In Act Three, Danforth questions Mary Warren and Abigail Williams in court about Abigail's testimony against Elizabeth Proctor as well as Mary's new accusations that Abigail and the other girls are not being truthful. He says to Abigail,
A poppet were discovered in Mr. Proctor's house, stabbed by a needle. Mary Warren claims that you sat beside her in the court when she made it, and that you saw her make it and witnessed how she herself stuck her needle into it for safe-keeping. What say you to that?
This is, of course, the story that Mary herself told in Act Two, when Ezekiel Cheever came to the Proctors' home to arrest Elizabeth, without knowing that Abigail had accused Elizabeth of sending out her specter to stab Abigail with the needle. Abigail asserts that Mary's story is a lie. Further, she tells the court that "Goody Proctor always kept poppets," a statement which we know to be untrue from the conversations that occurred in Act Two. Elizabeth Proctor has not owned a doll for many, many years, until Mary gave her this one that she made as a gift. Likewise, as John tells the court, "Mary Warren swears she never saw no poppets in [his] house [...]." This is really all Abigail has a chance to say in court about the subject at this time because, shortly after, John brings up the girls' dancing in the forest and the topic of testimony shifts.
In Act Two, Herrick (the Marshall) and Cheever (clerk of the court) come to the Proctor's house to search for a poppet (doll). They find the poppet that Mary Warren had given to Elizabeth. Abby put Mary up to this. They planted the poppet there to be used as evidence against Elizabeth. Cheever and Herrick find the poppet and discover that there is a needle in it. Cheever is astounded. But John and Hale ask him what this needle or the poppet could possibly signify.
Cheever relates a story about how Abigail fell to the floor in Parris's house, claiming she had been stabbed by Elizabeth, even though Elizabeth was not there. Abigail is trying to show how Elizabeth used some form of Voodoo or witchcraft to stab her by stabbing the poppet. Whatever harm she (Elizabeth) does to the poppet, Abby will feel; this is Abby's claim. This is another way Abby tries to accuse Elizabeth of being a witch. Cheever relates the story:
The girl, the Williams girl, Abigail Williams, sir. She sat to dinner in Reverend Parris’s house tonight, and without word nor warnin’ she falls to the floor. Like a struck beast, he says, and screamed a scream that a bull would weep to hear. And he goes to save her, and, stuck two inches in the flesh of her belly, he draw a needle out. And demandin’ of her how she come to be so stabbed, she - to Proctor now - testify it -were your wife’s familiar spirit pushed it in.

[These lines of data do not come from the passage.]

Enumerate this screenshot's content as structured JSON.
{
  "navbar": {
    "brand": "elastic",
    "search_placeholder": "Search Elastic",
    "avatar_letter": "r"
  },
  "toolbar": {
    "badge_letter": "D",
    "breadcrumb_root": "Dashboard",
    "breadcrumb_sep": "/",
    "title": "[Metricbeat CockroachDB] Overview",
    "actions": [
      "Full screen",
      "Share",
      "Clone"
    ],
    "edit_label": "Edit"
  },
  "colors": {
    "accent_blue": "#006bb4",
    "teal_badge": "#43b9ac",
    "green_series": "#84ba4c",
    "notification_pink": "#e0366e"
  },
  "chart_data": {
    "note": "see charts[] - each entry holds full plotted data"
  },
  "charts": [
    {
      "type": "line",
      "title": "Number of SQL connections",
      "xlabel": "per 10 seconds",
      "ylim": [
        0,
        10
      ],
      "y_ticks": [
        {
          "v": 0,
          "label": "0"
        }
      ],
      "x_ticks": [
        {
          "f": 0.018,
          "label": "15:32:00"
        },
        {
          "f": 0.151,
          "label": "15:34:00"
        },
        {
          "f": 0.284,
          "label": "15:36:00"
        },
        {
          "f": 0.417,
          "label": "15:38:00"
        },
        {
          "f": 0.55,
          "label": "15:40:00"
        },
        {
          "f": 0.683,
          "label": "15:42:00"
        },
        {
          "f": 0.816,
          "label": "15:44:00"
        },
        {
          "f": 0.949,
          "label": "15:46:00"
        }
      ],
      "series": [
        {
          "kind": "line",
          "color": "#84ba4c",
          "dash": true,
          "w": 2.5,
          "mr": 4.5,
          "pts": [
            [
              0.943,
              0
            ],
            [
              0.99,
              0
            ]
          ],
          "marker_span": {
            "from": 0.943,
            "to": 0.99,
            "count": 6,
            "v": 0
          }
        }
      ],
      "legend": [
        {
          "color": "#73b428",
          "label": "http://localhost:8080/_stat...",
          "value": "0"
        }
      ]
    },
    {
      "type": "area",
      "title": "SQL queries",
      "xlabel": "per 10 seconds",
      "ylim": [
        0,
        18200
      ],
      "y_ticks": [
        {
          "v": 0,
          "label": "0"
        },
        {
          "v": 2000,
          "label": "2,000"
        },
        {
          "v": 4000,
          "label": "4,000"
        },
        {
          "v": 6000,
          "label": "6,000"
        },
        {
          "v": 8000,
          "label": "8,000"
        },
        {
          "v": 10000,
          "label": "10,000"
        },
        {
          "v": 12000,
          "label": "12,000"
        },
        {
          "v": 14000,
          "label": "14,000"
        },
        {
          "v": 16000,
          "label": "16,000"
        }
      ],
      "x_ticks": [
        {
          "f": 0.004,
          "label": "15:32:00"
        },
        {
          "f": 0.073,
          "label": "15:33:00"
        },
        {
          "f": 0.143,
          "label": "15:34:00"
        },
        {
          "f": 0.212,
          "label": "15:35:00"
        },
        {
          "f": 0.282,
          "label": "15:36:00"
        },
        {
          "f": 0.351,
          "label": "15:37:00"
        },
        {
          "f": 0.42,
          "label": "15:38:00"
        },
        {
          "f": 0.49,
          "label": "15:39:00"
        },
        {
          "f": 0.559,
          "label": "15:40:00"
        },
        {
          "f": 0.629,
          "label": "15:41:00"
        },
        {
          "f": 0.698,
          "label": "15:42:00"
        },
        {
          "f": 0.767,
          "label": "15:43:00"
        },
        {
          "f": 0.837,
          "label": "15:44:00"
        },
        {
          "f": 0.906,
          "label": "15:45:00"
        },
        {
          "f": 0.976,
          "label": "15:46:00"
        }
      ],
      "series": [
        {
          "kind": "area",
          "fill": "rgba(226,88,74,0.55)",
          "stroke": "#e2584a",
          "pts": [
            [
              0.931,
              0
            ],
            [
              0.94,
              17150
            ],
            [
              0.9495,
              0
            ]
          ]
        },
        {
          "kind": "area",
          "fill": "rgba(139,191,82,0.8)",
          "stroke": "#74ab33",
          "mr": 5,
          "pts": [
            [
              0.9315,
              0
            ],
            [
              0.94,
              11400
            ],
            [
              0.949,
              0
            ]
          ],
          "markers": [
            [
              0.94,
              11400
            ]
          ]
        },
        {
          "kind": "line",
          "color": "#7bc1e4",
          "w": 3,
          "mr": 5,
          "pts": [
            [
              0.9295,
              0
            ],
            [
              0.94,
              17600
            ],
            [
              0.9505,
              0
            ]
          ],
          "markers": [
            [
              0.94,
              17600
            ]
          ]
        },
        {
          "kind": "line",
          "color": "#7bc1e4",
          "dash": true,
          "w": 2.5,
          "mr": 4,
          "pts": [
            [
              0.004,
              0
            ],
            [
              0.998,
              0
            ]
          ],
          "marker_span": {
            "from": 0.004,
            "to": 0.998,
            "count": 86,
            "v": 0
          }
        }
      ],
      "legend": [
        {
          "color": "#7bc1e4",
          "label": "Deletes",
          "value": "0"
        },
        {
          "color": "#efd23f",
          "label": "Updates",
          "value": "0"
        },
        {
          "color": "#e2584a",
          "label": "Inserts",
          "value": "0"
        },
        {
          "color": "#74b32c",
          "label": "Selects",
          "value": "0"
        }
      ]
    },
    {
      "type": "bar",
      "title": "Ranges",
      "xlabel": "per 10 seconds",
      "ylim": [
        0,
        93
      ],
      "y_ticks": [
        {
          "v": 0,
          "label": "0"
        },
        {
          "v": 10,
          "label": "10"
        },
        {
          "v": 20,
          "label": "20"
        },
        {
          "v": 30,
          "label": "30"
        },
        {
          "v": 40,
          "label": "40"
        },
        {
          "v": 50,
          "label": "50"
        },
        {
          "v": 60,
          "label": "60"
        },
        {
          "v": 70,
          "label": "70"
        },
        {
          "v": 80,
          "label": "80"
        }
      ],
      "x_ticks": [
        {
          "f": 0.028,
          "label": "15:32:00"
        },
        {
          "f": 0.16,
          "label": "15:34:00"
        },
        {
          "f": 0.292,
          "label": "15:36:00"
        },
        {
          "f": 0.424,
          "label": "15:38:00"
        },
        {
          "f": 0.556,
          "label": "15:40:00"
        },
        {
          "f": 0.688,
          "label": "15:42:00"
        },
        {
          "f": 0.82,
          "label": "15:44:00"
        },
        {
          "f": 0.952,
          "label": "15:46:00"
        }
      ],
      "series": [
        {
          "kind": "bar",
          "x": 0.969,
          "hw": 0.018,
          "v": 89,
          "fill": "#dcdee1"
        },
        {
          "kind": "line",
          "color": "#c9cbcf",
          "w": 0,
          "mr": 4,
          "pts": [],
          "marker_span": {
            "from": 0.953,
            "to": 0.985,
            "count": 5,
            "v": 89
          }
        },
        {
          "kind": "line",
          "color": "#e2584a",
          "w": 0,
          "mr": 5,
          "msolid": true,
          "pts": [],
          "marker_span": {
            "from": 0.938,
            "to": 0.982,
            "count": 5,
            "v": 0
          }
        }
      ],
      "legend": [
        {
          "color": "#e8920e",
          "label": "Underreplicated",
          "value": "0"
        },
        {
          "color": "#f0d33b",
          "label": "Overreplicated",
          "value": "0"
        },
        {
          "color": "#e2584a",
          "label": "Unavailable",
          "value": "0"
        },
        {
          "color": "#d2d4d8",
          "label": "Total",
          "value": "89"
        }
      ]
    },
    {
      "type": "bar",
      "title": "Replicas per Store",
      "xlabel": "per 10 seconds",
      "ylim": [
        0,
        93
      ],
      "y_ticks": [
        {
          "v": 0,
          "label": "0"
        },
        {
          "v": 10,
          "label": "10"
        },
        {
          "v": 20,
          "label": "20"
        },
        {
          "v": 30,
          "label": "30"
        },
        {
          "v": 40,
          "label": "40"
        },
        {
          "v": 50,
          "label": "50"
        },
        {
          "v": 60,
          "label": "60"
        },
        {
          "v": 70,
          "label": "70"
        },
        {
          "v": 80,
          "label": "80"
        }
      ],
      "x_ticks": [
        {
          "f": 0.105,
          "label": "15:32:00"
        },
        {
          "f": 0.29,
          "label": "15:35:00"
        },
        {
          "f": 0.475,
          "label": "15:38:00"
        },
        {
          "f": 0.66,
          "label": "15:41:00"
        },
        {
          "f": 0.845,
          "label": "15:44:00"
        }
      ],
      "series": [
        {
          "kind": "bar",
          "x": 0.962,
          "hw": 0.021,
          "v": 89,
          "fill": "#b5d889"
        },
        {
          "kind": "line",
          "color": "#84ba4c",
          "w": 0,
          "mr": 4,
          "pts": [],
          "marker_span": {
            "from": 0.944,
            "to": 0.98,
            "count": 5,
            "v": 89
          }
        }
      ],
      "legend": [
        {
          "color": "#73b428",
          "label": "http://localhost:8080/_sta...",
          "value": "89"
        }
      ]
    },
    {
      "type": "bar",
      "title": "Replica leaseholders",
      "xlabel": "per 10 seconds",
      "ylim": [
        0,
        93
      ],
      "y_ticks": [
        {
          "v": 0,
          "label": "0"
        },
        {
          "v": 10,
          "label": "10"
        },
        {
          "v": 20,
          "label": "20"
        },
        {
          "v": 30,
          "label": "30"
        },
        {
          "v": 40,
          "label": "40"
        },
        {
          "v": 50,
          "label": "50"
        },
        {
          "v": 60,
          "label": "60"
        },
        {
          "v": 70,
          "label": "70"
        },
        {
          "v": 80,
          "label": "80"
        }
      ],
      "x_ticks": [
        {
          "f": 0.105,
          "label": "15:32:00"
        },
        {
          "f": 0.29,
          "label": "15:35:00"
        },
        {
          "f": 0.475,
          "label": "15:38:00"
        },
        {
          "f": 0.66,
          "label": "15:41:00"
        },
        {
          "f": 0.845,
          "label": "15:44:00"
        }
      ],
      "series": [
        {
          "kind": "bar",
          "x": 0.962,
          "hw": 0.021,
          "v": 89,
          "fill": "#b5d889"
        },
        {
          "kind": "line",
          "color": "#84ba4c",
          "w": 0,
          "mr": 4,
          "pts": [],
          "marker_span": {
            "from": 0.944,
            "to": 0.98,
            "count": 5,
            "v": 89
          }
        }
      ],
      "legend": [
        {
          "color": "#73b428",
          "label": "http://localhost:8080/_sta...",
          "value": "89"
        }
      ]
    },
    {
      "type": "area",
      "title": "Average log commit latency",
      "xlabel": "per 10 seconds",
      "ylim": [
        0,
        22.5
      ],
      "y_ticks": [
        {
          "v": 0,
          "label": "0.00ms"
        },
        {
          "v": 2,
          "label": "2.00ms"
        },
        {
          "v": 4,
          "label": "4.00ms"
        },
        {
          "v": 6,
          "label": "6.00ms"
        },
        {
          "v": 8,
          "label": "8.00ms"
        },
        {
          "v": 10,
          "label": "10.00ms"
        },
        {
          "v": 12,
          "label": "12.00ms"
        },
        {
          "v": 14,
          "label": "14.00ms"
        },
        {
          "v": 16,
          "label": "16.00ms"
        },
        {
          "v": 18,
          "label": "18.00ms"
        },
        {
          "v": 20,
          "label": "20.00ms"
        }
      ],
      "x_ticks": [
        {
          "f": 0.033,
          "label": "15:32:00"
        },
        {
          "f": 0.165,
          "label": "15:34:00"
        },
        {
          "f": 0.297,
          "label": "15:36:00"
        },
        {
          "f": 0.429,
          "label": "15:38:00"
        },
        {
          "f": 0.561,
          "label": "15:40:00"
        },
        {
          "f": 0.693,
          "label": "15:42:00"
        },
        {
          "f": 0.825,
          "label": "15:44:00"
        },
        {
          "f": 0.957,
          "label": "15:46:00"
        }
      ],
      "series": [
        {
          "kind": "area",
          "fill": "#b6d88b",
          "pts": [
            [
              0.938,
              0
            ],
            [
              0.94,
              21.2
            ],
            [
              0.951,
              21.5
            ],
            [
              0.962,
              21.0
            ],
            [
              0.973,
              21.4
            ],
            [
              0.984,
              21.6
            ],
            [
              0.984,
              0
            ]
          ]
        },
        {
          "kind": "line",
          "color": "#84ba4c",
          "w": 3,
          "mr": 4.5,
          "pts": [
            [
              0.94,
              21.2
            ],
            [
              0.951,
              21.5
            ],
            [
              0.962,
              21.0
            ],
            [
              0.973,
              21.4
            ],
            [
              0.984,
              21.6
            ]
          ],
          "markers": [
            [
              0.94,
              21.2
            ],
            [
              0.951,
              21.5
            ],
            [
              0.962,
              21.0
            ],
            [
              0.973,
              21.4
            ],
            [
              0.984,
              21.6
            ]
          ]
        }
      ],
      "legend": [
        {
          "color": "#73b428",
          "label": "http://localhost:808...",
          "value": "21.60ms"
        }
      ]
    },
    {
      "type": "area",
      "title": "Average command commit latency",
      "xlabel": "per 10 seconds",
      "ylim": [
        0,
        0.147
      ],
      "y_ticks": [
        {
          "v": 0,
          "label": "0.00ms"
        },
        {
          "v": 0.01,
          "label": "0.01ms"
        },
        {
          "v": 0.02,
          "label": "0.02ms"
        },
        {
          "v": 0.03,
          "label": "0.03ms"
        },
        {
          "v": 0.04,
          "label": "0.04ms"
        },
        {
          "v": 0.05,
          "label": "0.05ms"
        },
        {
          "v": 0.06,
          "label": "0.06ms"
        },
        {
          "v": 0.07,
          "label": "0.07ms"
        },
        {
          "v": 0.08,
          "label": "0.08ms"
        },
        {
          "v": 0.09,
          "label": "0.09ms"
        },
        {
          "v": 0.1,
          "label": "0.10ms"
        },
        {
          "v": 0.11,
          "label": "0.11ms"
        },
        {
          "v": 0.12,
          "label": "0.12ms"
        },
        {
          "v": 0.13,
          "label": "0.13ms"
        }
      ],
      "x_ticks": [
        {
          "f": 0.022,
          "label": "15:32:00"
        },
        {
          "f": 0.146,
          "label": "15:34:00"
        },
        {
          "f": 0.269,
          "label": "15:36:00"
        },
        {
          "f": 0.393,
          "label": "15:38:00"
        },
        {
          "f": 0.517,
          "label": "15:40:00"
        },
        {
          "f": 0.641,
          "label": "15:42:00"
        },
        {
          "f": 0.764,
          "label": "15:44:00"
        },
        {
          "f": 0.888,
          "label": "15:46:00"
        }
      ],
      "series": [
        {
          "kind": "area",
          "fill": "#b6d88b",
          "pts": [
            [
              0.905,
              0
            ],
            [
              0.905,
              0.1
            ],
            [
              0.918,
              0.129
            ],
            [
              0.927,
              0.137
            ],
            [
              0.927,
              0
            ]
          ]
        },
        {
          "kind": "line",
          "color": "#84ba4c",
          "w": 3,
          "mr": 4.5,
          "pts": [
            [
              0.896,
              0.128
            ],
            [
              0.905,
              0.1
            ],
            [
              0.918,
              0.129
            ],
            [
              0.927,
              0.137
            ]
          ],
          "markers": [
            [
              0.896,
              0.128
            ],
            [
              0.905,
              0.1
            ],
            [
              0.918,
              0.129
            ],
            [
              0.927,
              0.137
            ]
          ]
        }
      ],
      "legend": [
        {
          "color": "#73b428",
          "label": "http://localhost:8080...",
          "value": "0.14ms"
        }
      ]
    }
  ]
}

In Act Three, in the courthouse, Mary Warren affirms that she made the poppet and put the needle in herself. Abby denies this, insisting that the poppet is Elizabeth's and thereby, accusing her of stabbing the poppet and stabbing her (Abby) in the process.